Assessing Bio-Based Fog Seal for Asphalt Pavement Preservation
All types of roads, including those with asphalt pavements, steadily deteriorate over time because of repeated mechanical (traffic) and climatic loadings. Pavement preservation consists of applying a suitable treatment on deteriorated roads to maintain good conditions and extend their service lives (1, 2). Fog seal is a low-cost application of liquid asphalt or emulsion derived from petroleum or coal tar to slow down microcracking propagation, prevent oxidation, and seal against water infiltration. The conventional fog sealants need heating before spraying on the pavement surface, and the recommended spray temperature should be between 52°C and 71°C (125°F and 160°F). Although such petroleum-based traditional fog sealers have been successfully used to maintain road surfaces for many years, they not only need a long curing time, which results in delayed traffic opening, but they can also cause health issues from chemical components such as polycyclic aromatic hydrocarbons (3, 4). Furthermore, the use of fossil fuel-based products increases the risks associated with an energy crisis and environmental contamination (5, 6).

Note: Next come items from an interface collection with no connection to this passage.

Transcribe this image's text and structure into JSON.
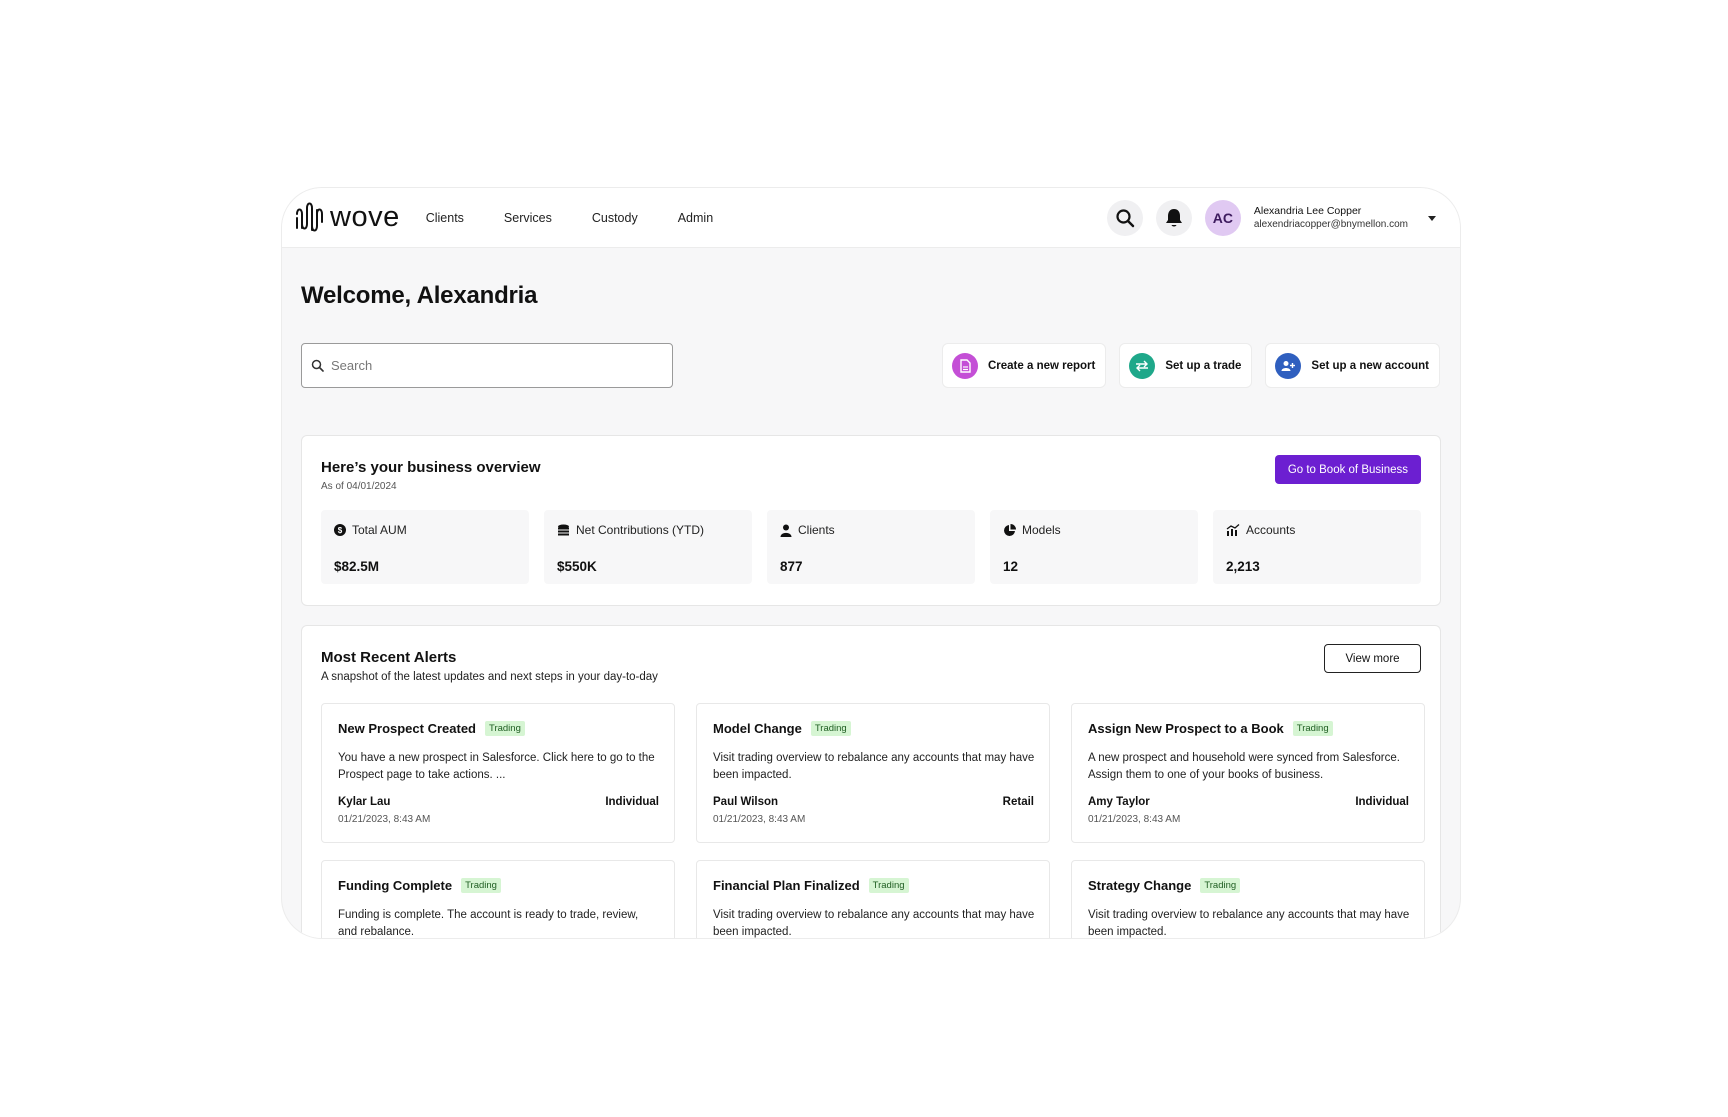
{
  "brand": {
    "name": "wove"
  },
  "nav": [
    "Clients",
    "Services",
    "Custody",
    "Admin"
  ],
  "user": {
    "initials": "AC",
    "name": "Alexandria Lee Copper",
    "email": "alexendriacopper@bnymellon.com"
  },
  "welcome": "Welcome, Alexandria",
  "search": {
    "placeholder": "Search",
    "value": ""
  },
  "quick_actions": [
    {
      "label": "Create a new report",
      "icon": "report-icon",
      "color": "#c44fd6"
    },
    {
      "label": "Set up a trade",
      "icon": "swap-arrows-icon",
      "color": "#1fa88a"
    },
    {
      "label": "Set up a new account",
      "icon": "add-user-icon",
      "color": "#2f5fbf"
    }
  ],
  "overview": {
    "title": "Here’s your business overview",
    "as_of": "As of 04/01/2024",
    "cta": "Go to Book of Business",
    "stats": [
      {
        "label": "Total AUM",
        "value": "$82.5M",
        "icon": "dollar-icon"
      },
      {
        "label": "Net Contributions (YTD)",
        "value": "$550K",
        "icon": "coins-icon"
      },
      {
        "label": "Clients",
        "value": "877",
        "icon": "person-icon"
      },
      {
        "label": "Models",
        "value": "12",
        "icon": "pie-icon"
      },
      {
        "label": "Accounts",
        "value": "2,213",
        "icon": "chart-up-icon"
      }
    ]
  },
  "alerts": {
    "title": "Most Recent Alerts",
    "subtitle": "A snapshot of the latest updates and next steps in your day-to-day",
    "view_more": "View more",
    "items": [
      {
        "title": "New Prospect Created",
        "tag": "Trading",
        "desc": "You have a new prospect in Salesforce. Click here to go to the Prospect page to take actions. ...",
        "person": "Kylar Lau",
        "type": "Individual",
        "time": "01/21/2023, 8:43 AM"
      },
      {
        "title": "Model Change",
        "tag": "Trading",
        "desc": "Visit trading overview to rebalance any accounts that may have been impacted.",
        "person": "Paul Wilson",
        "type": "Retail",
        "time": "01/21/2023, 8:43 AM"
      },
      {
        "title": "Assign New Prospect to a Book",
        "tag": "Trading",
        "desc": "A new prospect and household were synced from Salesforce. Assign them to one of your books of business.",
        "person": "Amy Taylor",
        "type": "Individual",
        "time": "01/21/2023, 8:43 AM"
      },
      {
        "title": "Funding Complete",
        "tag": "Trading",
        "desc": "Funding is complete. The account is ready to trade, review, and rebalance.",
        "person": "",
        "type": "",
        "time": ""
      },
      {
        "title": "Financial Plan Finalized",
        "tag": "Trading",
        "desc": "Visit trading overview to rebalance any accounts that may have been impacted.",
        "person": "",
        "type": "",
        "time": ""
      },
      {
        "title": "Strategy Change",
        "tag": "Trading",
        "desc": "Visit trading overview to rebalance any accounts that may have been impacted.",
        "person": "",
        "type": "",
        "time": ""
      }
    ]
  }
}
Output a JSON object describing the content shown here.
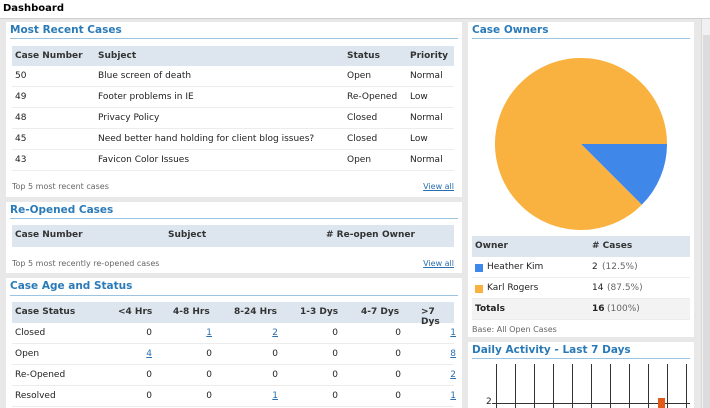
{
  "page": {
    "title": "Dashboard"
  },
  "recent_cases": {
    "title": "Most Recent Cases",
    "headers": {
      "case_number": "Case Number",
      "subject": "Subject",
      "status": "Status",
      "priority": "Priority"
    },
    "rows": [
      {
        "case_number": "50",
        "subject": "Blue screen of death",
        "status": "Open",
        "priority": "Normal"
      },
      {
        "case_number": "49",
        "subject": "Footer problems in IE",
        "status": "Re-Opened",
        "priority": "Low"
      },
      {
        "case_number": "48",
        "subject": "Privacy Policy",
        "status": "Closed",
        "priority": "Normal"
      },
      {
        "case_number": "45",
        "subject": "Need better hand holding for client blog issues?",
        "status": "Closed",
        "priority": "Low"
      },
      {
        "case_number": "43",
        "subject": "Favicon Color Issues",
        "status": "Open",
        "priority": "Normal"
      }
    ],
    "footer": "Top 5 most recent cases",
    "view_all": "View all"
  },
  "reopened_cases": {
    "title": "Re-Opened Cases",
    "headers": {
      "case_number": "Case Number",
      "subject": "Subject",
      "reopen": "# Re-open",
      "owner": "Owner"
    },
    "footer": "Top 5 most recently re-opened cases",
    "view_all": "View all"
  },
  "case_age": {
    "title": "Case Age and Status",
    "headers": {
      "status": "Case Status",
      "c1": "<4 Hrs",
      "c2": "4-8 Hrs",
      "c3": "8-24 Hrs",
      "c4": "1-3 Dys",
      "c5": "4-7 Dys",
      "c6": ">7 Dys"
    },
    "rows": [
      {
        "status": "Closed",
        "c1": "0",
        "c2": "1",
        "c3": "2",
        "c4": "0",
        "c5": "0",
        "c6": "1"
      },
      {
        "status": "Open",
        "c1": "4",
        "c2": "0",
        "c3": "0",
        "c4": "0",
        "c5": "0",
        "c6": "8"
      },
      {
        "status": "Re-Opened",
        "c1": "0",
        "c2": "0",
        "c3": "0",
        "c4": "0",
        "c5": "0",
        "c6": "2"
      },
      {
        "status": "Resolved",
        "c1": "0",
        "c2": "0",
        "c3": "1",
        "c4": "0",
        "c5": "0",
        "c6": "1"
      }
    ]
  },
  "case_owners": {
    "title": "Case Owners",
    "headers": {
      "owner": "Owner",
      "cases": "# Cases"
    },
    "rows": [
      {
        "name": "Heather Kim",
        "count": "2",
        "pct": "(12.5%)",
        "color": "#3f87e8"
      },
      {
        "name": "Karl Rogers",
        "count": "14",
        "pct": "(87.5%)",
        "color": "#f9b23f"
      }
    ],
    "totals": {
      "label": "Totals",
      "count": "16",
      "pct": "(100%)"
    },
    "footer": "Base: All Open Cases"
  },
  "daily_activity": {
    "title": "Daily Activity - Last 7 Days",
    "y_tick": "2"
  },
  "chart_data": [
    {
      "type": "pie",
      "title": "Case Owners",
      "categories": [
        "Heather Kim",
        "Karl Rogers"
      ],
      "values": [
        2,
        14
      ],
      "colors": [
        "#3f87e8",
        "#f9b23f"
      ]
    }
  ]
}
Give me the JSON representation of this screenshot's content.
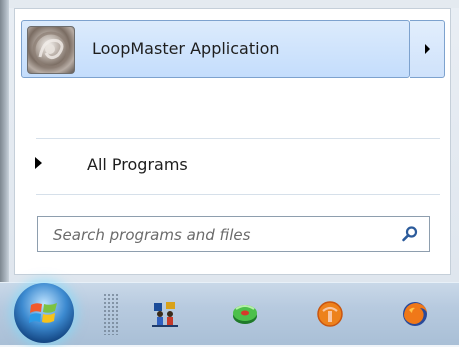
{
  "start_menu": {
    "pinned_program": {
      "label": "LoopMaster Application",
      "icon": "loopmaster-app-icon",
      "submenu_icon": "chevron-right-icon"
    },
    "all_programs": {
      "label": "All Programs",
      "icon": "triangle-right-icon"
    },
    "search": {
      "placeholder": "Search programs and files",
      "icon": "magnifier-icon"
    }
  },
  "taskbar": {
    "start_button": "windows-start-orb",
    "icons": [
      "quick-launch-gripper",
      "network-people-icon",
      "green-disc-icon",
      "orange-app-icon",
      "firefox-icon"
    ]
  },
  "colors": {
    "highlight": "#c4ddfc",
    "highlight_border": "#7da2ce",
    "taskbar": "#b7cadf",
    "orb_glow": "#78dcff"
  }
}
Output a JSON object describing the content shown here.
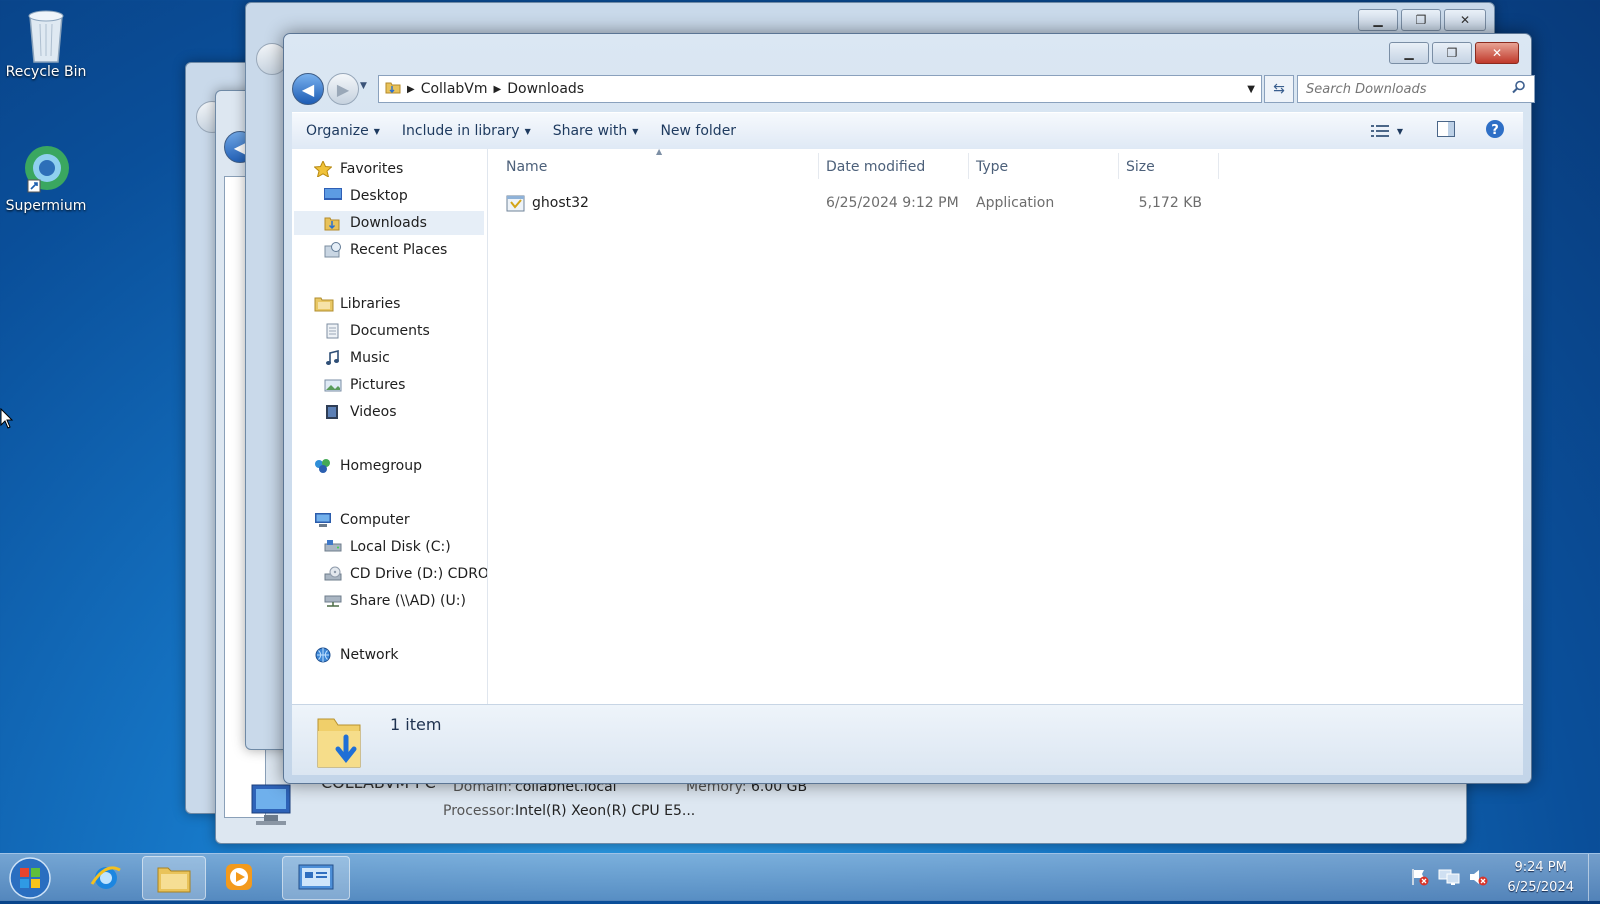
{
  "desktop": {
    "icons": [
      {
        "label": "Recycle Bin",
        "icon": "recycle-bin-icon"
      },
      {
        "label": "Supermium",
        "icon": "supermium-icon"
      }
    ]
  },
  "background_window": {
    "computer_name": "COLLABVM-PC",
    "domain_label": "Domain:",
    "domain_value": "collabnet.local",
    "memory_label": "Memory:",
    "memory_value": "6.00 GB",
    "processor_label": "Processor:",
    "processor_value": "Intel(R) Xeon(R) CPU E5..."
  },
  "explorer": {
    "breadcrumb": [
      "CollabVm",
      "Downloads"
    ],
    "search_placeholder": "Search Downloads",
    "toolbar": {
      "organize": "Organize",
      "include_in_library": "Include in library",
      "share_with": "Share with",
      "new_folder": "New folder"
    },
    "nav": {
      "favorites": "Favorites",
      "desktop": "Desktop",
      "downloads": "Downloads",
      "recent_places": "Recent Places",
      "libraries": "Libraries",
      "documents": "Documents",
      "music": "Music",
      "pictures": "Pictures",
      "videos": "Videos",
      "homegroup": "Homegroup",
      "computer": "Computer",
      "local_disk": "Local Disk (C:)",
      "cd_drive": "CD Drive (D:) CDROM",
      "share": "Share (\\\\AD) (U:)",
      "network": "Network"
    },
    "columns": {
      "name": "Name",
      "date_modified": "Date modified",
      "type": "Type",
      "size": "Size"
    },
    "files": [
      {
        "name": "ghost32",
        "date_modified": "6/25/2024 9:12 PM",
        "type": "Application",
        "size": "5,172 KB"
      }
    ],
    "status": "1 item"
  },
  "taskbar": {
    "time": "9:24 PM",
    "date": "6/25/2024"
  },
  "colors": {
    "accent": "#1677c7",
    "selection": "#e6eef7",
    "close_red": "#c0392b"
  }
}
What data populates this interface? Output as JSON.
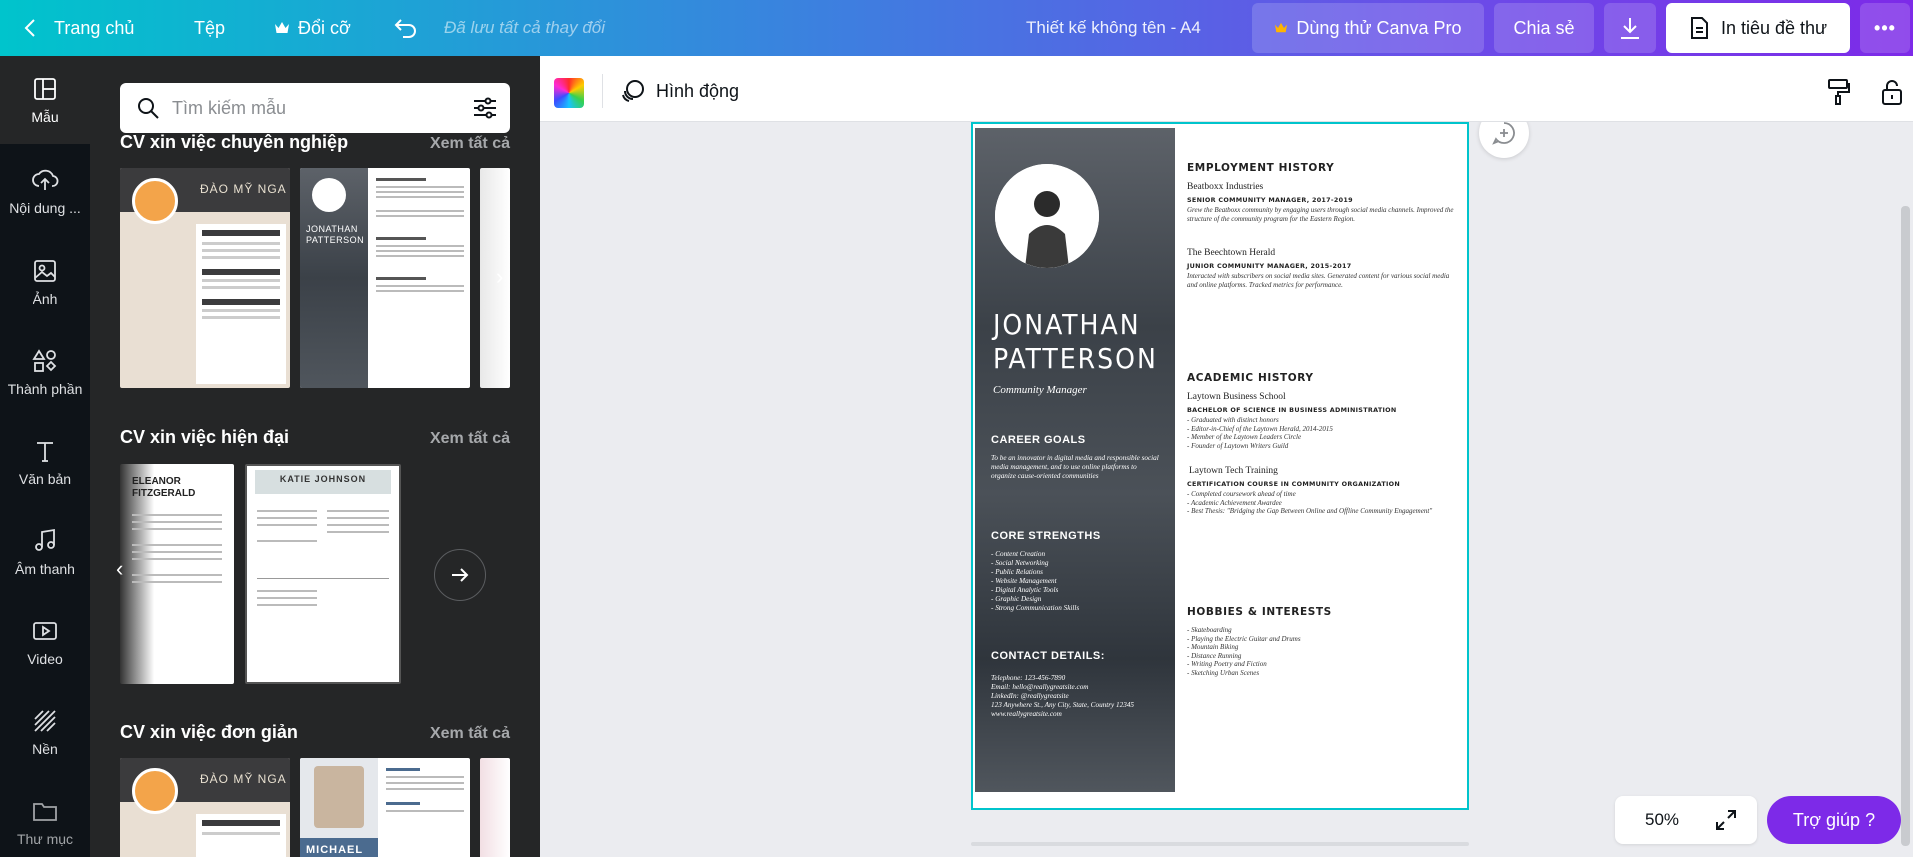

This proceeding is published as Yang, Bo, Yang Zhang, Halil Ceylan, and Sunghwan Kim. "A Novel Performance-Based Economic Analysis Approach: Case Study of Iowa Low-Volume Roads." 12th International Conference on Low-Volume Roads. Transportation Research Circular E-C248 (2019): 30-36. Posted with permission.